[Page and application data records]
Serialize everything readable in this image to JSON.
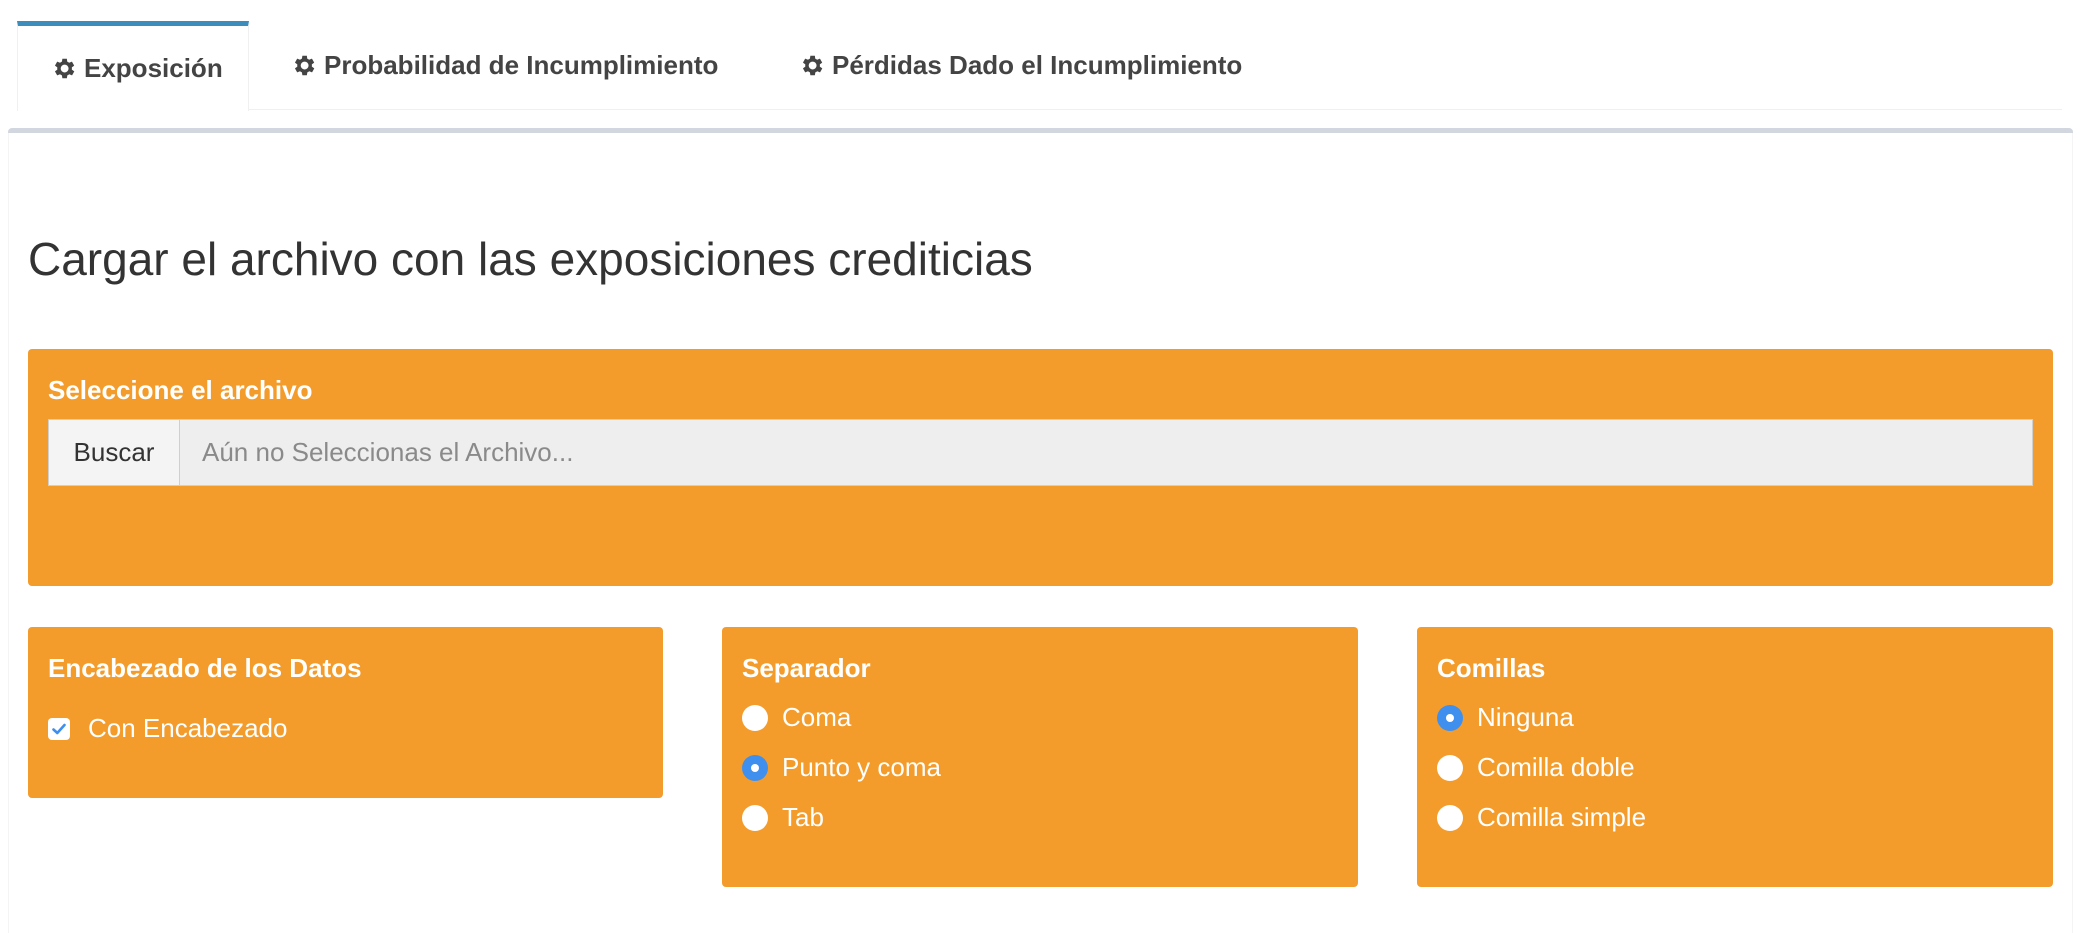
{
  "tabs": [
    {
      "label": "Exposición",
      "icon": "gear-icon",
      "active": true
    },
    {
      "label": "Probabilidad de Incumplimiento",
      "icon": "gear-icon",
      "active": false
    },
    {
      "label": "Pérdidas Dado el Incumplimiento",
      "icon": "gear-icon",
      "active": false
    }
  ],
  "page_title": "Cargar el archivo con las exposiciones crediticias",
  "file_box": {
    "title": "Seleccione el archivo",
    "browse_label": "Buscar",
    "placeholder": "Aún no Seleccionas el Archivo..."
  },
  "header_box": {
    "title": "Encabezado de los Datos",
    "checkbox_label": "Con Encabezado",
    "checked": true
  },
  "separator_box": {
    "title": "Separador",
    "options": [
      {
        "label": "Coma",
        "checked": false
      },
      {
        "label": "Punto y coma",
        "checked": true
      },
      {
        "label": "Tab",
        "checked": false
      }
    ]
  },
  "quote_box": {
    "title": "Comillas",
    "options": [
      {
        "label": "Ninguna",
        "checked": true
      },
      {
        "label": "Comilla doble",
        "checked": false
      },
      {
        "label": "Comilla simple",
        "checked": false
      }
    ]
  },
  "colors": {
    "accent_orange": "#f39c2b",
    "tab_active_border": "#3c8dbc",
    "radio_checked": "#3f8fef"
  }
}
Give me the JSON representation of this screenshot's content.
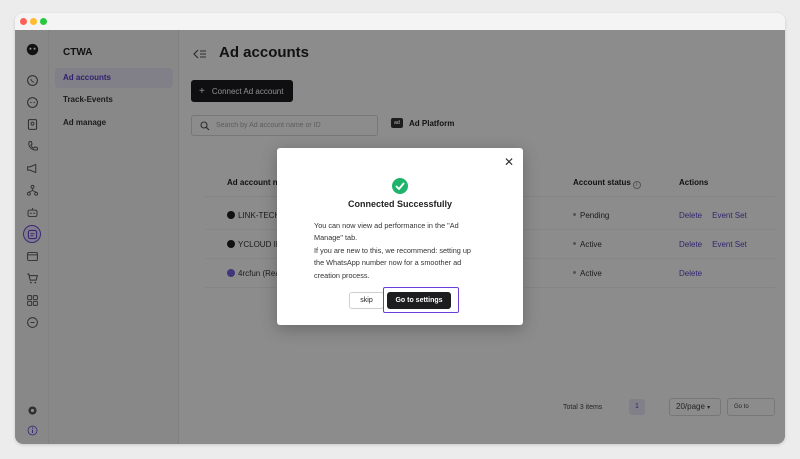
{
  "window": {
    "traffic_lights": [
      "close",
      "minimize",
      "zoom"
    ]
  },
  "rail": {
    "icons": [
      "logo-icon",
      "whatsapp-icon",
      "chat-icon",
      "contacts-icon",
      "phone-icon",
      "megaphone-icon",
      "flow-icon",
      "bot-icon",
      "ctwa-icon",
      "inbox-icon",
      "cart-icon",
      "apps-icon",
      "api-icon",
      "settings-icon",
      "info-icon"
    ],
    "active": "ctwa-icon"
  },
  "subnav": {
    "title": "CTWA",
    "items": [
      {
        "label": "Ad accounts",
        "active": true
      },
      {
        "label": "Track-Events",
        "active": false
      },
      {
        "label": "Ad manage",
        "active": false
      }
    ]
  },
  "main": {
    "title": "Ad accounts",
    "connect_button": "Connect Ad account",
    "search_placeholder": "Search by Ad account name or ID",
    "platform_label": "Ad Platform",
    "table": {
      "headers": {
        "name": "Ad account name",
        "status": "Account status",
        "actions": "Actions"
      },
      "rows": [
        {
          "name": "LINK-TECH_adv",
          "icon": "dark",
          "status": "Pending",
          "actions": [
            "Delete",
            "Event Set"
          ]
        },
        {
          "name": "YCLOUD INTERN",
          "icon": "dark",
          "status": "Active",
          "actions": [
            "Delete",
            "Event Set"
          ]
        },
        {
          "name": "4rcfun (Read-Or",
          "icon": "purple",
          "status": "Active",
          "actions": [
            "Delete"
          ]
        }
      ]
    },
    "pagination": {
      "total": "Total 3 items",
      "page": "1",
      "per_page": "20/page",
      "goto": "Go to"
    }
  },
  "modal": {
    "title": "Connected Successfully",
    "body_lines": [
      "You can now view ad performance in the \"Ad",
      "Manage\" tab.",
      "If you are new to this, we recommend: setting up",
      "the WhatsApp number now for a smoother ad",
      "creation process."
    ],
    "skip": "skip",
    "primary": "Go to settings"
  },
  "colors": {
    "accent": "#6a3fd9",
    "success": "#1fb36b",
    "dark_button": "#1d1d1f"
  }
}
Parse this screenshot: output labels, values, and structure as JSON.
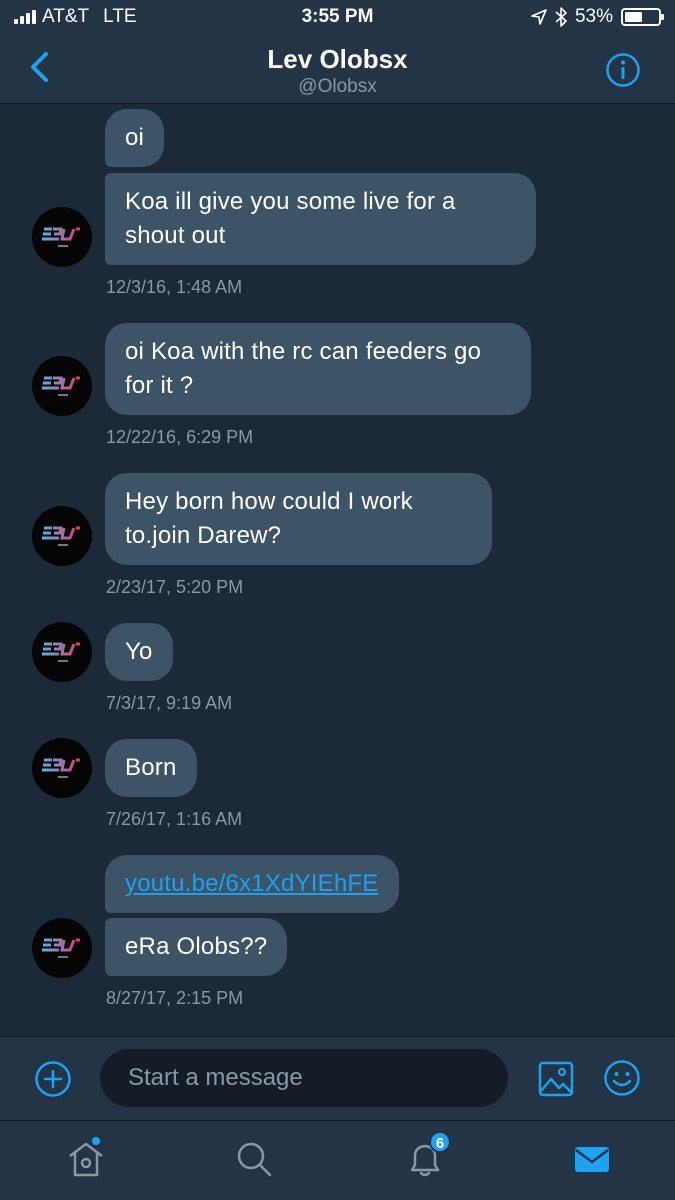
{
  "status_bar": {
    "carrier": "AT&T",
    "network": "LTE",
    "time": "3:55 PM",
    "battery_percent": "53%",
    "battery_level": 0.53
  },
  "header": {
    "name": "Lev Olobsx",
    "handle": "@Olobsx",
    "back_icon": "chevron-left-icon",
    "info_icon": "info-icon"
  },
  "messages": [
    {
      "text": "oi"
    },
    {
      "text": "Koa ill give you some live for a shout out"
    },
    {
      "timestamp": "12/3/16, 1:48 AM"
    },
    {
      "text": "oi Koa with the rc can feeders go for it ?"
    },
    {
      "timestamp": "12/22/16, 6:29 PM"
    },
    {
      "text": "Hey born how could I work to.join Darew?"
    },
    {
      "timestamp": "2/23/17, 5:20 PM"
    },
    {
      "text": "Yo"
    },
    {
      "timestamp": "7/3/17, 9:19 AM"
    },
    {
      "text": "Born"
    },
    {
      "timestamp": "7/26/17, 1:16 AM"
    },
    {
      "text": "youtu.be/6x1XdYIEhFE"
    },
    {
      "text": "eRa Olobs??"
    },
    {
      "timestamp": "8/27/17, 2:15 PM"
    }
  ],
  "composer": {
    "placeholder": "Start a message"
  },
  "tabbar": {
    "notifications_count": "6"
  },
  "colors": {
    "background": "#1c2938",
    "bar": "#243447",
    "bubble": "#3d5466",
    "accent": "#1da1f2",
    "muted": "#8899a6"
  }
}
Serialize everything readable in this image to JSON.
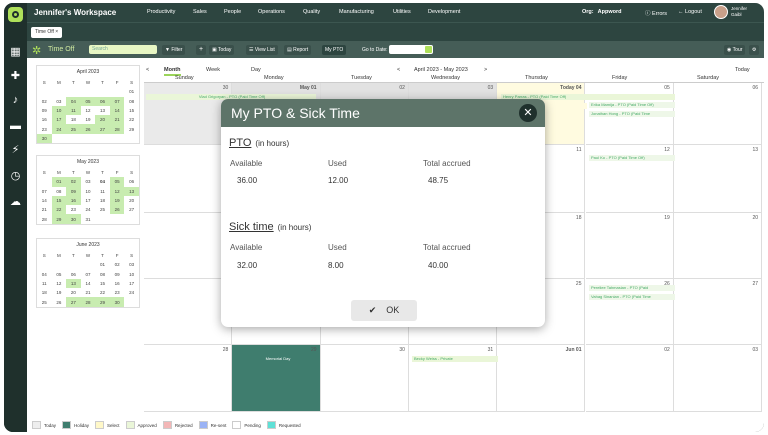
{
  "app": {
    "workspace": "Jennifer's Workspace",
    "nav": [
      "Productivity",
      "Sales",
      "People",
      "Operations",
      "Quality",
      "Manufacturing",
      "Utilities",
      "Development"
    ],
    "org_label": "Org:",
    "org_value": "Appword",
    "errors": "Errors",
    "logout": "Logout",
    "user_first": "Jennifer",
    "user_last": "Gaibl"
  },
  "tab": {
    "label": "Time Off",
    "close": "×"
  },
  "toolbar": {
    "title": "Time Off",
    "search_placeholder": "Search",
    "filter": "Filter",
    "add": "+",
    "today": "Today",
    "view_list": "View List",
    "report": "Report",
    "my_pto": "My PTO",
    "go_to_date": "Go to Date:",
    "tour": "Tour"
  },
  "mini_cals": [
    {
      "title": "April 2023",
      "days": [
        "S",
        "M",
        "T",
        "W",
        "T",
        "F",
        "S"
      ],
      "rows": [
        [
          "",
          "",
          "",
          "",
          "",
          "",
          "01"
        ],
        [
          "02",
          "03",
          "04",
          "05",
          "06",
          "07",
          "08"
        ],
        [
          "09",
          "10",
          "11",
          "12",
          "13",
          "14",
          "15"
        ],
        [
          "16",
          "17",
          "18",
          "19",
          "20",
          "21",
          "22"
        ],
        [
          "23",
          "24",
          "25",
          "26",
          "27",
          "28",
          "29"
        ],
        [
          "30",
          "",
          "",
          "",
          "",
          "",
          ""
        ]
      ]
    },
    {
      "title": "May 2023",
      "days": [
        "S",
        "M",
        "T",
        "W",
        "T",
        "F",
        "S"
      ],
      "rows": [
        [
          "",
          "01",
          "02",
          "03",
          "04",
          "05",
          "06"
        ],
        [
          "07",
          "08",
          "09",
          "10",
          "11",
          "12",
          "13"
        ],
        [
          "14",
          "15",
          "16",
          "17",
          "18",
          "19",
          "20"
        ],
        [
          "21",
          "22",
          "23",
          "24",
          "25",
          "26",
          "27"
        ],
        [
          "28",
          "29",
          "30",
          "31",
          "",
          "",
          ""
        ]
      ]
    },
    {
      "title": "June 2023",
      "days": [
        "S",
        "M",
        "T",
        "W",
        "T",
        "F",
        "S"
      ],
      "rows": [
        [
          "",
          "",
          "",
          "",
          "01",
          "02",
          "03"
        ],
        [
          "04",
          "05",
          "06",
          "07",
          "08",
          "09",
          "10"
        ],
        [
          "11",
          "12",
          "13",
          "14",
          "15",
          "16",
          "17"
        ],
        [
          "18",
          "19",
          "20",
          "21",
          "22",
          "23",
          "24"
        ],
        [
          "25",
          "26",
          "27",
          "28",
          "29",
          "30",
          ""
        ]
      ]
    }
  ],
  "calendar": {
    "views": [
      "Month",
      "Week",
      "Day"
    ],
    "range": "April 2023 - May 2023",
    "prev": "<",
    "next": ">",
    "today": "Today",
    "weekdays": [
      "Sunday",
      "Monday",
      "Tuesday",
      "Wednesday",
      "Thursday",
      "Friday",
      "Saturday"
    ],
    "week1": [
      "30",
      "May 01",
      "02",
      "03",
      "Today 04",
      "05",
      "06"
    ],
    "week2": [
      "07",
      "08",
      "09",
      "10",
      "11",
      "12",
      "13"
    ],
    "week3": [
      "14",
      "15",
      "16",
      "17",
      "18",
      "19",
      "20"
    ],
    "week4": [
      "21",
      "22",
      "23",
      "24",
      "25",
      "26",
      "27"
    ],
    "week5": [
      "28",
      "29",
      "30",
      "31",
      "Jun 01",
      "02",
      "03"
    ],
    "events": {
      "vlad": "Vlad Grigoryan - PTO (Paid Time Off)",
      "henry": "Henry Parras - PTO (Paid Time Off)",
      "erika": "Erika Mamija - PTO (Paid Time Off)",
      "jonathan": "Jonathan Hong - PTO (Paid Time",
      "ova": "ovanian - PT...",
      "paul": "Paul Ko - PTO (Paid Time Off)",
      "pereliee": "Pereliee Tahmasian - PTO (Paid",
      "vahag": "Vahag Sinanian - PTO (Paid Time",
      "memorial": "Memorial Day",
      "becky": "Becky Weiss - Private"
    }
  },
  "legend": [
    "Today",
    "Holiday",
    "Select",
    "Approved",
    "Rejected",
    "Re-sent",
    "Pending",
    "Requested"
  ],
  "legend_colors": [
    "#eeeeee",
    "#3f7d6e",
    "#fff8c8",
    "#eaf6d8",
    "#f3b7b7",
    "#9bb3f5",
    "#ffffff",
    "#5fe0d6"
  ],
  "modal": {
    "title": "My PTO & Sick Time",
    "close": "✕",
    "pto": {
      "title": "PTO",
      "unit": "(in hours)",
      "available_label": "Available",
      "used_label": "Used",
      "total_label": "Total accrued",
      "available": "36.00",
      "used": "12.00",
      "total": "48.75"
    },
    "sick": {
      "title": "Sick time",
      "unit": "(in hours)",
      "available_label": "Available",
      "used_label": "Used",
      "total_label": "Total accrued",
      "available": "32.00",
      "used": "8.00",
      "total": "40.00"
    },
    "ok": "OK"
  }
}
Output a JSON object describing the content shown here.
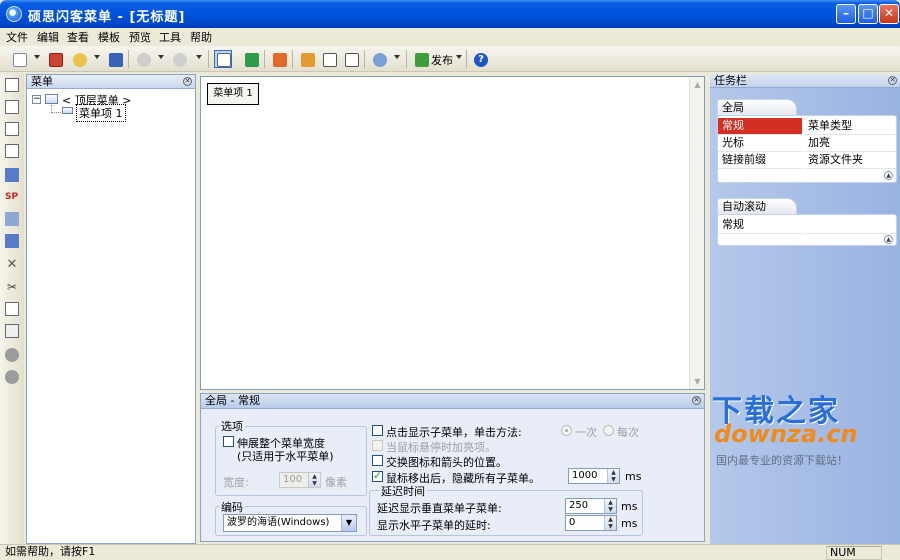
{
  "window": {
    "title": "硕思闪客菜单 - [无标题]",
    "minimize": "–",
    "maximize": "□",
    "close": "✕"
  },
  "menubar": [
    "文件",
    "编辑",
    "查看",
    "模板",
    "预览",
    "工具",
    "帮助"
  ],
  "toolbar": {
    "publish_label": "发布"
  },
  "left_panel": {
    "title": "菜单",
    "root_label": "< 顶层菜单 >",
    "child_label": "菜单项 1"
  },
  "canvas": {
    "item_label": "菜单项 1"
  },
  "properties": {
    "title": "全局 - 常规",
    "options_group": "选项",
    "stretch_label": "伸展整个菜单宽度",
    "stretch_sub": "(只适用于水平菜单)",
    "width_label": "宽度:",
    "width_value": "100",
    "width_unit": "像素",
    "encoding_group": "编码",
    "encoding_value": "波罗的海语(Windows)",
    "click_show_label": "点击显示子菜单，单击方法:",
    "radio_once": "一次",
    "radio_each": "每次",
    "highlight_label": "当鼠标悬停时加亮项。",
    "swap_label": "交换图标和箭头的位置。",
    "hide_label": "鼠标移出后，隐藏所有子菜单。",
    "hide_value": "1000",
    "unit_ms": "ms",
    "delay_group": "延迟时间",
    "vertical_delay_label": "延迟显示垂直菜单子菜单:",
    "vertical_delay_value": "250",
    "horizontal_delay_label": "显示水平子菜单的延时:",
    "horizontal_delay_value": "0"
  },
  "taskpane": {
    "title": "任务栏",
    "section1": {
      "tab": "全局",
      "rows": [
        [
          "常规",
          "菜单类型"
        ],
        [
          "光标",
          "加亮"
        ],
        [
          "链接前缀",
          "资源文件夹"
        ]
      ]
    },
    "section2": {
      "tab": "自动滚动",
      "rows": [
        [
          "常规",
          ""
        ]
      ]
    }
  },
  "watermark": {
    "line1": "下载之家",
    "line2": "downza.cn",
    "line3": "国内最专业的资源下载站！"
  },
  "statusbar": {
    "help": "如需帮助，请按F1",
    "num": "NUM"
  }
}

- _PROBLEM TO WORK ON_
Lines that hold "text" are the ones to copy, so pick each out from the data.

- _RESPONSE TO THIS TASK_
      "text": "oi"
      "text": "Koa ill give you some live for a shout out"
      "text": "oi Koa with the rc can feeders go for it ?"
      "text": "Hey born how could I work to.join Darew?"
      "text": "Yo"
      "text": "Born"
      "text": "youtu.be/6x1XdYIEhFE"
      "text": "eRa Olobs??"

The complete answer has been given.